“We played seven games and our neighbouring country reminds us every second day about the 7-0,” Pakistan legend Wasim Akram said.
“Frankly speaking, I can’t single out one reason for the losing streak.”
From Sydney to Manchester
Inzamam-ul-Haq, who ended up on the losing side for Pakistan on four occasions, believes pressure has been a factor.
“Maybe India handled the pressure better than us on the day of the match and winning most of the tosses also gave them an advantage,” he said.
Even when Pakistan won the toss twice, their luck did not change.
They were outdone by Sachin Tendulkar’s brilliance in the chase at Centurion in South Africa in 2003 and by Rohit Sharma at Manchester in 2019 when India were sent in to bat.
The defeat at the 2019 tournament cost Sarfaraz Ahmed the captaincy.
Due to a quirk of the playing format, Pakistan and India never met in the first four World Cups.
Both were favourites to meet in the final when they were co-hosts in 1987, but each fell in the semis.
The first encounter happened in 1992 at Sydney, a low-scoring affair that was remembered more for Pakistan’s Javed Miandad jumping up and down in a bizarre attempt to mimic India wicketkeeper Kiran More.
Pakistan failed to chase a modest 217-run total, losing by 43 runs.
However, that defeat was soon forgotten when Imran Khan’s team staged a remarkable recovery to win their first and only 50-over World Cup title.
‘It was hellish’
Four years later, Pakistan lost again by 39 runs in India’s backyard in Bangalore.

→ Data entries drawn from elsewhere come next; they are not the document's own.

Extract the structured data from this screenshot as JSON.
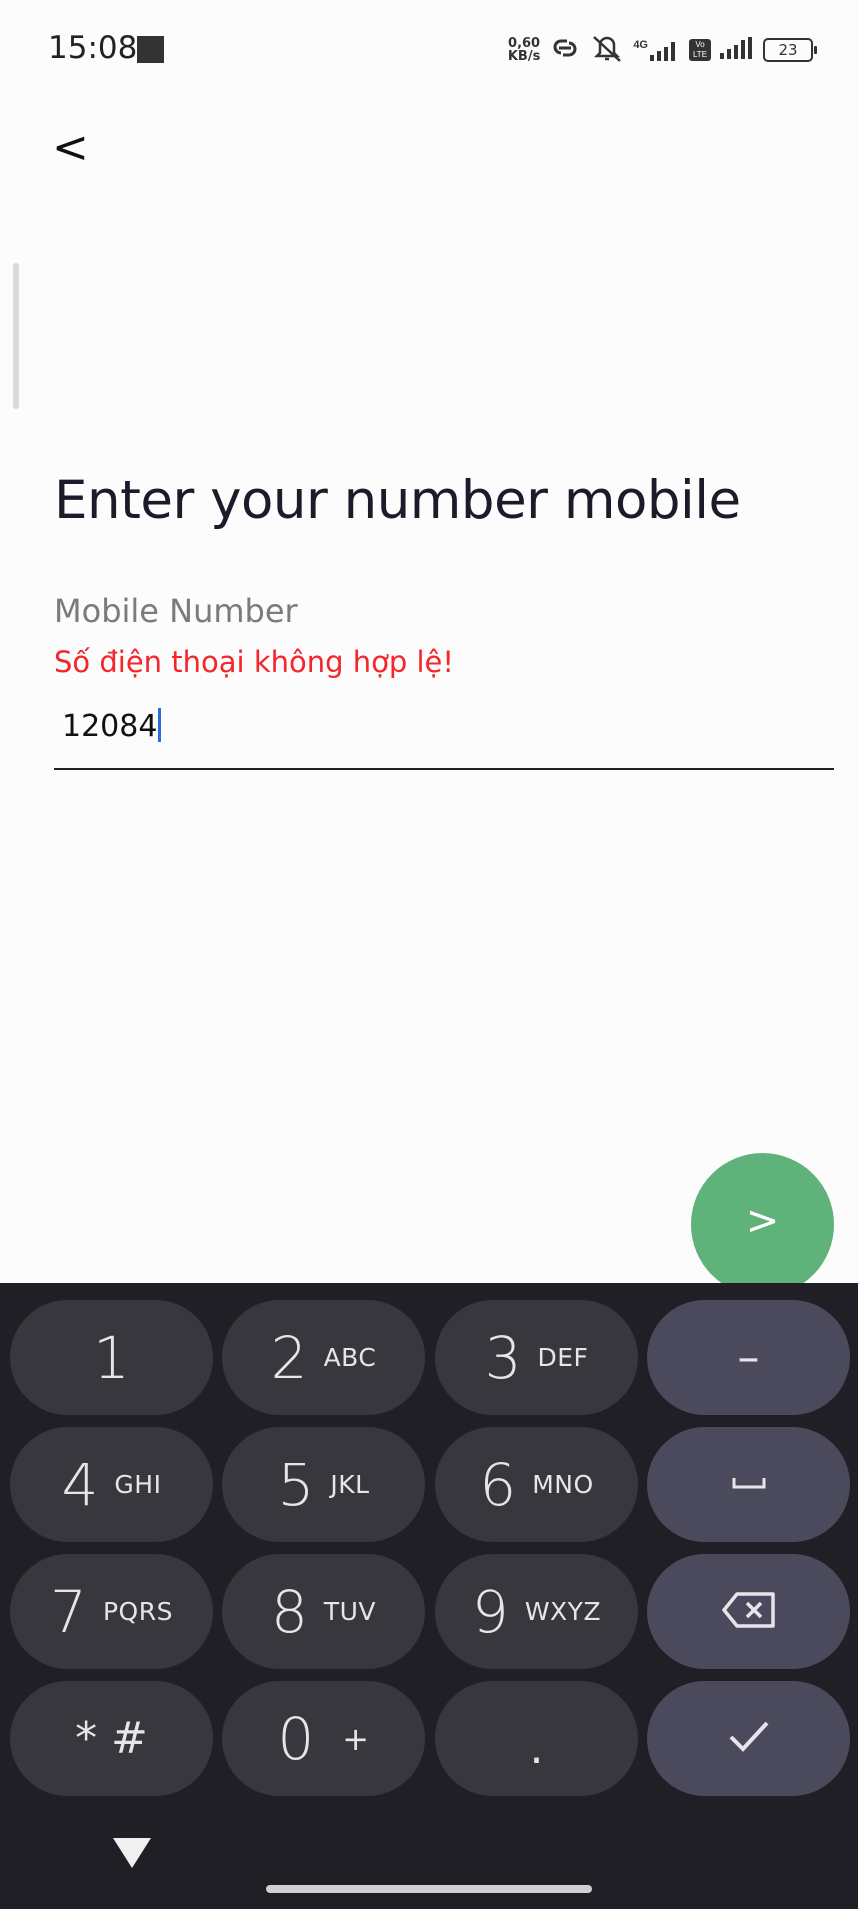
{
  "status_bar": {
    "time": "15:08",
    "net_speed_value": "0,60",
    "net_speed_unit": "KB/s",
    "signal_1_label": "4G",
    "volte_label": "Vo LTE",
    "battery": "23",
    "icons": [
      "link-icon",
      "mute-icon",
      "signal-icon",
      "volte-icon",
      "signal-icon",
      "battery-icon"
    ]
  },
  "header": {
    "back_label": "<"
  },
  "form": {
    "title": "Enter your number mobile",
    "field_label": "Mobile Number",
    "error_message": "Số điện thoại không hợp lệ!",
    "input_value": "12084",
    "submit_label": ">"
  },
  "keypad": {
    "keys": [
      {
        "digit": "1",
        "letters": ""
      },
      {
        "digit": "2",
        "letters": "ABC"
      },
      {
        "digit": "3",
        "letters": "DEF"
      },
      {
        "digit": "4",
        "letters": "GHI"
      },
      {
        "digit": "5",
        "letters": "JKL"
      },
      {
        "digit": "6",
        "letters": "MNO"
      },
      {
        "digit": "7",
        "letters": "PQRS"
      },
      {
        "digit": "8",
        "letters": "TUV"
      },
      {
        "digit": "9",
        "letters": "WXYZ"
      },
      {
        "digit": "* #",
        "letters": ""
      },
      {
        "digit": "0",
        "letters": "+"
      },
      {
        "digit": ".",
        "letters": ""
      }
    ],
    "side_keys": {
      "minus": "–",
      "space": "space-icon",
      "backspace": "backspace-icon",
      "done": "check-icon"
    }
  },
  "colors": {
    "background": "#fcfcfc",
    "error": "#f2262b",
    "fab": "#5fb27a",
    "keyboard_bg": "#1f1f25",
    "key_bg": "#37373d",
    "side_key_bg": "#4a4a5c",
    "caret": "#2a6fd8"
  }
}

The defeat resulted in a furious reaction back home – skipper Wasim Akram was even alleged to have feigned injury.
“It was hellish,” recalls Akram. “No one digested that defeat and we had to return home under tight security and couldn’t go out of our homes for days.”
At the 1999 World Cup, Akram and his team were subjected to a match-fixing inquiry after they lost by 47 runs to India and slumped to a shock loss to Bangladesh.

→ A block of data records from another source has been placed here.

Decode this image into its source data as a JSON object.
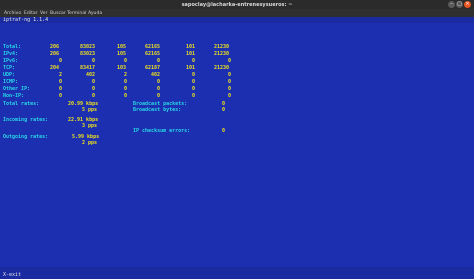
{
  "window": {
    "title": "sapoclay@lacharka-entrenesysueros: ~",
    "menu": [
      "Archivo",
      "Editar",
      "Ver",
      "Buscar",
      "Terminal",
      "Ayuda"
    ]
  },
  "iptraf": {
    "header": "iptraf-ng 1.1.4",
    "rows": [
      {
        "label": "Total:",
        "vals": [
          "206",
          "83023",
          "105",
          "62165",
          "101",
          "21230"
        ]
      },
      {
        "label": "IPv4:",
        "vals": [
          "206",
          "83023",
          "105",
          "62165",
          "101",
          "21230"
        ]
      },
      {
        "label": "IPv6:",
        "vals": [
          "0",
          "0",
          "0",
          "0",
          "0",
          "0"
        ]
      },
      {
        "label": "TCP:",
        "vals": [
          "204",
          "83417",
          "103",
          "62187",
          "101",
          "21230"
        ]
      },
      {
        "label": "UDP:",
        "vals": [
          "2",
          "402",
          "2",
          "402",
          "0",
          "0"
        ]
      },
      {
        "label": "ICMP:",
        "vals": [
          "0",
          "0",
          "0",
          "0",
          "0",
          "0"
        ]
      },
      {
        "label": "Other IP:",
        "vals": [
          "0",
          "0",
          "0",
          "0",
          "0",
          "0"
        ]
      },
      {
        "label": "Non-IP:",
        "vals": [
          "0",
          "0",
          "0",
          "0",
          "0",
          "0"
        ]
      }
    ],
    "rates": {
      "total_label": "Total rates:",
      "total_kbps": "20.99 kbps",
      "total_pps": "5 pps",
      "incoming_label": "Incoming rates:",
      "incoming_kbps": "22.91 kbps",
      "incoming_pps": "3 pps",
      "outgoing_label": "Outgoing rates:",
      "outgoing_kbps": "5.99 kbps",
      "outgoing_pps": "2 pps"
    },
    "broadcast": {
      "packets_label": "Broadcast packets:",
      "packets_value": "0",
      "bytes_label": "Broadcast bytes:",
      "bytes_value": "0",
      "checksum_label": "IP checksum errors:",
      "checksum_value": "0"
    },
    "footer": "X-exit"
  },
  "colors": {
    "terminal_bg": "#1b2fb0",
    "label": "#29d7e6",
    "value": "#f0e21c",
    "text": "#e8e8e8"
  }
}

They still managed to finish as runners-up.
Despite boasting an intimidating three-pronged pace attack of Akram, Waqar Younis and Shoaib Akhtar, Pakistan lost their 2003 World Cup encounter by six wickets.
A high-profile semifinal also went to India by 29 runs in Mohali in 2011, a match where respective prime ministers Manmohan Singh of India and Yousuf Raza Gillani of Pakistan watched from the stands.
“To be honest, I don’t know the reason why we always lost,” Shahid Afridi, the skipper in 2011, said.
“We played so well to reach the semifinals and fell short in Mohali. I also heard some silly things but it was a matter of respect and as captain I told my players to give their best.”
A packed house in Adelaide saw Virat Kohli’s century subdue Pakistan by 76 runs in the 2015 World Cup.
Pakistan once again fell short in 2019, again in Manchester, as they lost by 83 runs in a rain-hit game.
So can it be eighth time lucky for Pakistan when they renew their rivalry in Ahmedabad on Saturday at this World Cup?
“That jinx will be broken one day and this current Pakistan team is capable of doing that,” said Akram.
“We broke the Twenty20 World Cup jinx after five defeats in 2021 in Dubai, so the 50-over jinx can also go.”